THE GEE-GEES WOMEN’S soccer team faced their cross-town rivals in the home opener at Matt Anthony Field on Sept. 14. Going into the game, the Gees trailed the Carleton Ravens, ranking fifth in the Ontario University Athletics (OUA) East standings while the Ravens held fourth. The game was key; not only did the Gees have a 16-year winning streak against Carleton to defend, but they were also playing without head coach Steve Johnson, who was absent due to his father’s death.
The Gees had multiple opportunities to score, keeping the home crowd excited with every shot, and tense with every miss. At the 30-minute mark, second-year Gee-Gees forward Elisabeth Wong broke away from Carleton’s defence. Ravens goalkeeper Rachel Bedek made an impressive save, but couldn’t hold on to the ball. Wong went for her own rebound and buried the ball into the back of the net, scoring the first goal of the game.
“It’s all about timing,” explained Gees assistant coach Stuart Barbour. “[The Ravens] were organized and efficient, and we just [have to] learn from that to be a little sharper.”
Despite provoking whistles for seven offside calls during the first half, the Garnet and Grey were dominant in the Ravens’ half of the field, managing to get just as many shots on the Ravens goalkeeper Rachel Bedek as offside calls.
Barbour admitted the number of offside calls could have been a problem for the Gees, but was impressed with their ability to overcome the Ravens’ starting line.
“When a team plays a good offside trap, it’s a little frustrating,” said Barbour. “We said to the players at half, ‘Just don’t get frustrated, keep trying it.’”
“There were [fewer] offsides in the second half.

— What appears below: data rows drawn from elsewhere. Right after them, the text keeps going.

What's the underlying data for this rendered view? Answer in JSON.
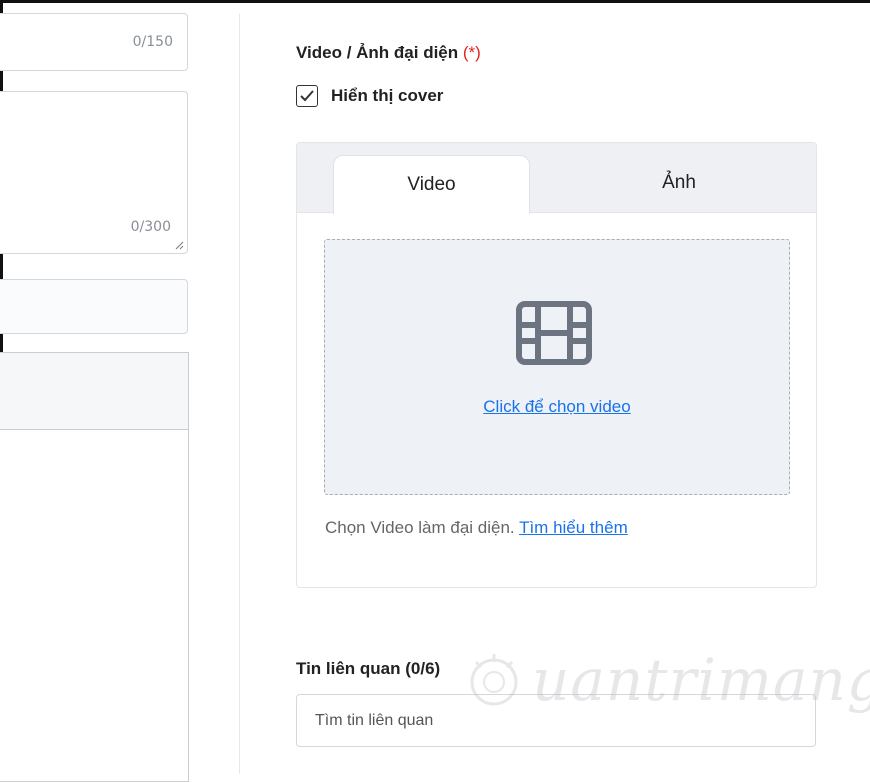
{
  "left_column": {
    "title_counter": "0/150",
    "description_counter": "0/300"
  },
  "media_section": {
    "title": "Video / Ảnh đại diện",
    "required_mark": "(*)",
    "show_cover_label": "Hiển thị cover",
    "show_cover_checked": true,
    "tabs": [
      {
        "label": "Video",
        "active": true
      },
      {
        "label": "Ảnh",
        "active": false
      }
    ],
    "upload_icon": "film-icon",
    "upload_link": "Click để chọn video",
    "hint_text": "Chọn Video làm đại diện.",
    "hint_link": "Tìm hiểu thêm"
  },
  "related_section": {
    "title": "Tin liên quan (0/6)",
    "search_placeholder": "Tìm tin liên quan"
  },
  "watermark": {
    "text": "uantrimang",
    "icon": "sun-icon"
  },
  "colors": {
    "link": "#1a73e8",
    "required": "#e02424",
    "tab_bar_bg": "#eef0f4",
    "drop_zone_bg": "#eef1f5",
    "icon_gray": "#6b7480"
  }
}
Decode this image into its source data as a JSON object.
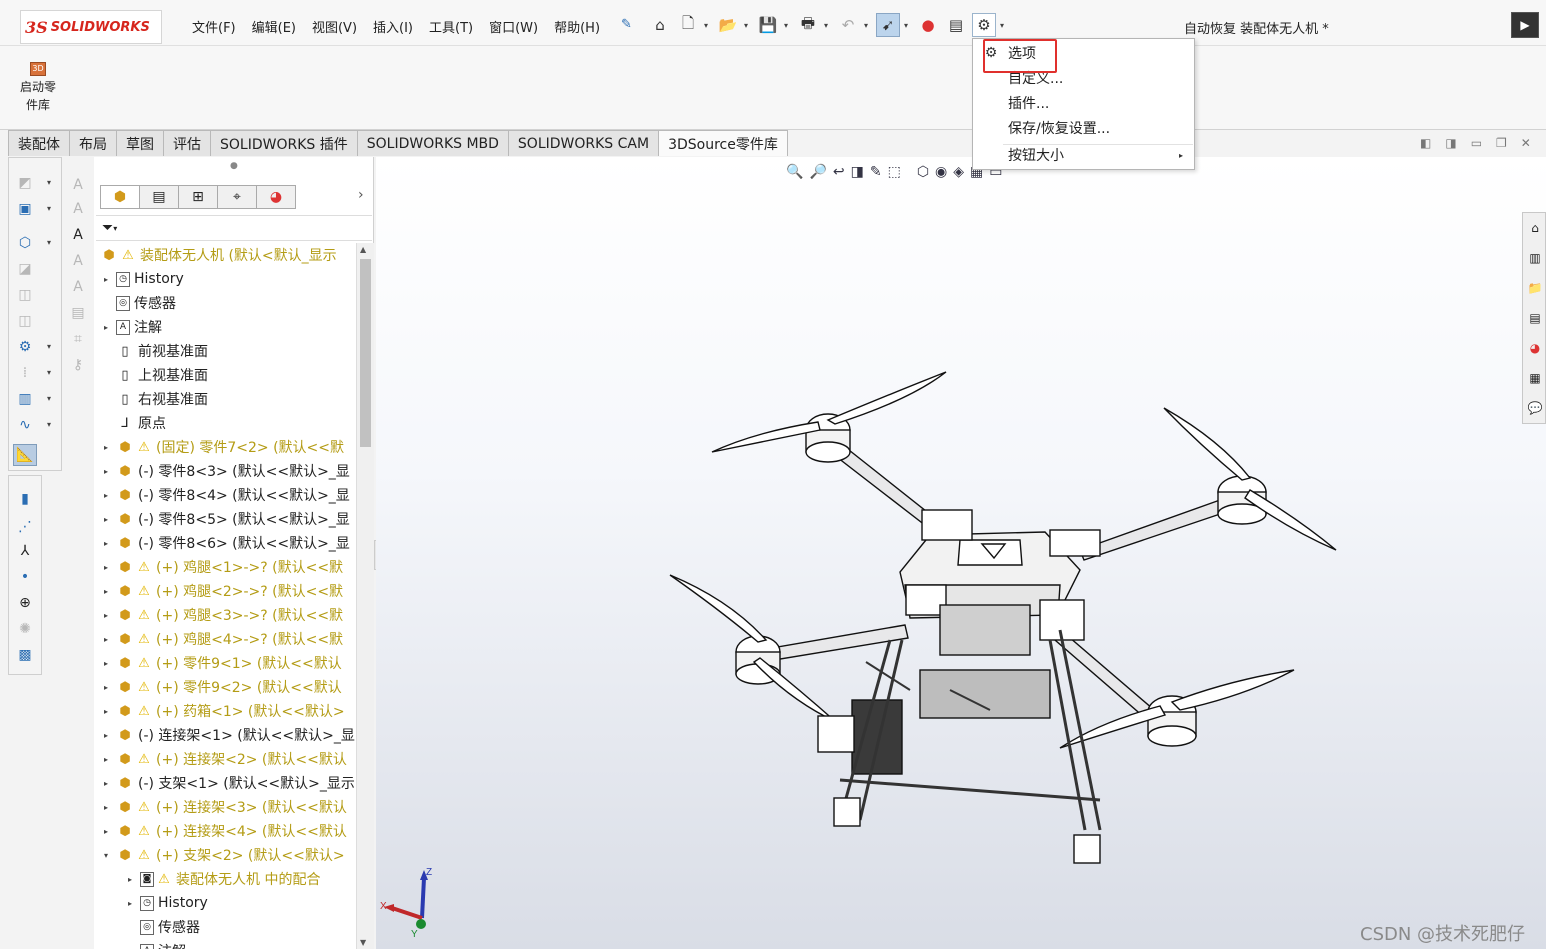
{
  "app": {
    "brand": "SOLIDWORKS",
    "brand_mark": "3S",
    "document_title": "自动恢复 装配体无人机 *"
  },
  "menus": [
    "文件(F)",
    "编辑(E)",
    "视图(V)",
    "插入(I)",
    "工具(T)",
    "窗口(W)",
    "帮助(H)"
  ],
  "ribbon": {
    "button_label_line1": "启动零",
    "button_label_line2": "件库",
    "button_icon_text": "3D"
  },
  "tabs": [
    "装配体",
    "布局",
    "草图",
    "评估",
    "SOLIDWORKS 插件",
    "SOLIDWORKS MBD",
    "SOLIDWORKS CAM",
    "3DSource零件库"
  ],
  "active_tab": "3DSource零件库",
  "options_menu": {
    "items": [
      {
        "label": "选项",
        "highlighted": true
      },
      {
        "label": "自定义..."
      },
      {
        "label": "插件..."
      },
      {
        "label": "保存/恢复设置..."
      },
      {
        "label": "按钮大小",
        "submenu": true
      }
    ]
  },
  "tree": {
    "root": "装配体无人机 (默认<默认_显示",
    "rows": [
      {
        "label": "History",
        "warn": false,
        "exp": "right",
        "indent": 1,
        "icon": "history-icon",
        "yellow": false
      },
      {
        "label": "传感器",
        "warn": false,
        "exp": "",
        "indent": 1,
        "icon": "sensor-icon",
        "yellow": false
      },
      {
        "label": "注解",
        "warn": false,
        "exp": "right",
        "indent": 1,
        "icon": "annotation-icon",
        "yellow": false
      },
      {
        "label": "前视基准面",
        "warn": false,
        "exp": "",
        "indent": 1,
        "icon": "plane-icon",
        "yellow": false
      },
      {
        "label": "上视基准面",
        "warn": false,
        "exp": "",
        "indent": 1,
        "icon": "plane-icon",
        "yellow": false
      },
      {
        "label": "右视基准面",
        "warn": false,
        "exp": "",
        "indent": 1,
        "icon": "plane-icon",
        "yellow": false
      },
      {
        "label": "原点",
        "warn": false,
        "exp": "",
        "indent": 1,
        "icon": "origin-icon",
        "yellow": false
      },
      {
        "label": "(固定) 零件7<2> (默认<<默",
        "warn": true,
        "exp": "right",
        "indent": 1,
        "icon": "part-icon",
        "yellow": true
      },
      {
        "label": "(-) 零件8<3> (默认<<默认>_显",
        "warn": false,
        "exp": "right",
        "indent": 1,
        "icon": "part-icon",
        "yellow": false
      },
      {
        "label": "(-) 零件8<4> (默认<<默认>_显",
        "warn": false,
        "exp": "right",
        "indent": 1,
        "icon": "part-icon",
        "yellow": false
      },
      {
        "label": "(-) 零件8<5> (默认<<默认>_显",
        "warn": false,
        "exp": "right",
        "indent": 1,
        "icon": "part-icon",
        "yellow": false
      },
      {
        "label": "(-) 零件8<6> (默认<<默认>_显",
        "warn": false,
        "exp": "right",
        "indent": 1,
        "icon": "part-icon",
        "yellow": false
      },
      {
        "label": "(+) 鸡腿<1>->? (默认<<默",
        "warn": true,
        "exp": "right",
        "indent": 1,
        "icon": "part-icon",
        "yellow": true
      },
      {
        "label": "(+) 鸡腿<2>->? (默认<<默",
        "warn": true,
        "exp": "right",
        "indent": 1,
        "icon": "part-icon",
        "yellow": true
      },
      {
        "label": "(+) 鸡腿<3>->? (默认<<默",
        "warn": true,
        "exp": "right",
        "indent": 1,
        "icon": "part-icon",
        "yellow": true
      },
      {
        "label": "(+) 鸡腿<4>->? (默认<<默",
        "warn": true,
        "exp": "right",
        "indent": 1,
        "icon": "part-icon",
        "yellow": true
      },
      {
        "label": "(+) 零件9<1> (默认<<默认",
        "warn": true,
        "exp": "right",
        "indent": 1,
        "icon": "part-icon",
        "yellow": true
      },
      {
        "label": "(+) 零件9<2> (默认<<默认",
        "warn": true,
        "exp": "right",
        "indent": 1,
        "icon": "part-icon",
        "yellow": true
      },
      {
        "label": "(+) 药箱<1> (默认<<默认>",
        "warn": true,
        "exp": "right",
        "indent": 1,
        "icon": "part-icon",
        "yellow": true
      },
      {
        "label": "(-) 连接架<1> (默认<<默认>_显",
        "warn": false,
        "exp": "right",
        "indent": 1,
        "icon": "part-icon",
        "yellow": false
      },
      {
        "label": "(+) 连接架<2> (默认<<默认",
        "warn": true,
        "exp": "right",
        "indent": 1,
        "icon": "part-icon",
        "yellow": true
      },
      {
        "label": "(-) 支架<1> (默认<<默认>_显示",
        "warn": false,
        "exp": "right",
        "indent": 1,
        "icon": "part-icon",
        "yellow": false
      },
      {
        "label": "(+) 连接架<3> (默认<<默认",
        "warn": true,
        "exp": "right",
        "indent": 1,
        "icon": "part-icon",
        "yellow": true
      },
      {
        "label": "(+) 连接架<4> (默认<<默认",
        "warn": true,
        "exp": "right",
        "indent": 1,
        "icon": "part-icon",
        "yellow": true
      },
      {
        "label": "(+) 支架<2> (默认<<默认>",
        "warn": true,
        "exp": "down",
        "indent": 1,
        "icon": "part-icon",
        "yellow": true
      },
      {
        "label": "装配体无人机 中的配合",
        "warn": true,
        "exp": "right",
        "indent": 2,
        "icon": "mates-icon",
        "yellow": true
      },
      {
        "label": "History",
        "warn": false,
        "exp": "right",
        "indent": 2,
        "icon": "history-icon",
        "yellow": false
      },
      {
        "label": "传感器",
        "warn": false,
        "exp": "",
        "indent": 2,
        "icon": "sensor-icon",
        "yellow": false
      },
      {
        "label": "注解",
        "warn": false,
        "exp": "right",
        "indent": 2,
        "icon": "annotation-icon",
        "yellow": false
      }
    ]
  },
  "triad": {
    "x": "X",
    "y": "Y",
    "z": "Z"
  },
  "watermark": "CSDN @技术死肥仔",
  "colors": {
    "highlight_box": "#e0302d",
    "warning": "#e2b600",
    "tree_warning_text": "#b49c15",
    "brand": "#d6261d"
  }
}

We made some adjustments, trying to get midfielders to run through and forwards to come back, trying to create a little interchange and they did it.”
The second half saw the Gees tighten up their offence, controlling the play and limiting the offside calls against them to two. With 25 minutes left to play, third-year forward Sarah De Carufel scored the game-sealing goal, taking advantage of the Gees’ dominance and her own speed to rush past the Ravens’ defenders.
“We came in [to] the game knowing that [offside calls were] going to be one of the challenges,” said Wong. “[We had] to see it happen, get used to it, and adjust. I do think we got better in the second half.”
The team was especially happy with their momentum from the win, something they hope to carry into a weekend on the road. But most importantly, the Gees were proud to have honoured Johnson with the win. Despite the head coach’s absence, the team recognized his importance and paid tribute to the passing of Johnson’s father by wearing black armbands on the field.
“[Johnson has] done so much for this program over the years, from its inception when it was a club team and getting the university to turn it into a varsity program, and he’s just put so much into it,” said Barbour. “He hasn’t missed a game or a practice in all those years, and the girls here know that and they respect that.”
Fourth-year defender Gillian Baggott echoed Barbour’s sentiments.
“Steve is an awesome coach and he was there in spirit. We have great assistant coaches that stepped up, and all of our team came together as a unit and worked together, thinking of him the whole time,” she said. “[We] played for him.”
The Gees also played Nipissing, winning 6-0 on Sept. 17, and Laurentian on Sept. 18, losing 1-0. Their next home game is against RMC on Sept. 20 at 7 p.m.